## [Supplied records]
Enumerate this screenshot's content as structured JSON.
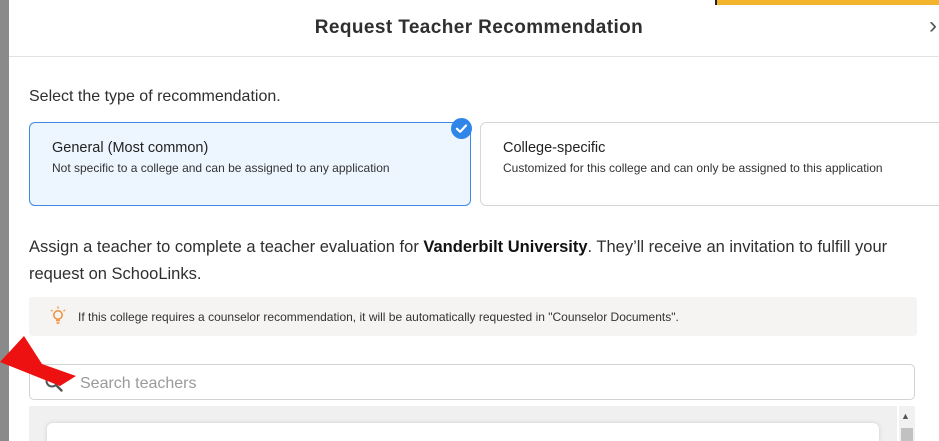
{
  "modal": {
    "title": "Request Teacher Recommendation",
    "close_glyph": "›"
  },
  "recommendation_type": {
    "prompt": "Select the type of recommendation.",
    "options": [
      {
        "title": "General (Most common)",
        "description": "Not specific to a college and can be assigned to any application",
        "selected": true
      },
      {
        "title": "College-specific",
        "description": "Customized for this college and can only be assigned to this application",
        "selected": false
      }
    ]
  },
  "assign": {
    "text_before": "Assign a teacher to complete a teacher evaluation for ",
    "college": "Vanderbilt University",
    "text_after": ". They’ll receive an invitation to fulfill your request on SchooLinks."
  },
  "notice": {
    "icon": "lightbulb-icon",
    "text": "If this college requires a counselor recommendation, it will be automatically requested in \"Counselor Documents\"."
  },
  "search": {
    "placeholder": "Search teachers",
    "value": ""
  },
  "colors": {
    "selected_border": "#3d8be6",
    "selected_bg": "#edf5ff",
    "check": "#2f86e8",
    "notice_icon": "#f0954a",
    "annotation_arrow": "#ee1111"
  }
}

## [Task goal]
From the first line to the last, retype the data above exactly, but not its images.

## [Finished exercise]
Enumerate this screenshot's content as structured JSON.
{
  "modal": {
    "title": "Request Teacher Recommendation",
    "close_glyph": "›"
  },
  "recommendation_type": {
    "prompt": "Select the type of recommendation.",
    "options": [
      {
        "title": "General (Most common)",
        "description": "Not specific to a college and can be assigned to any application",
        "selected": true
      },
      {
        "title": "College-specific",
        "description": "Customized for this college and can only be assigned to this application",
        "selected": false
      }
    ]
  },
  "assign": {
    "text_before": "Assign a teacher to complete a teacher evaluation for ",
    "college": "Vanderbilt University",
    "text_after": ". They’ll receive an invitation to fulfill your request on SchooLinks."
  },
  "notice": {
    "icon": "lightbulb-icon",
    "text": "If this college requires a counselor recommendation, it will be automatically requested in \"Counselor Documents\"."
  },
  "search": {
    "placeholder": "Search teachers",
    "value": ""
  },
  "colors": {
    "selected_border": "#3d8be6",
    "selected_bg": "#edf5ff",
    "check": "#2f86e8",
    "notice_icon": "#f0954a",
    "annotation_arrow": "#ee1111"
  }
}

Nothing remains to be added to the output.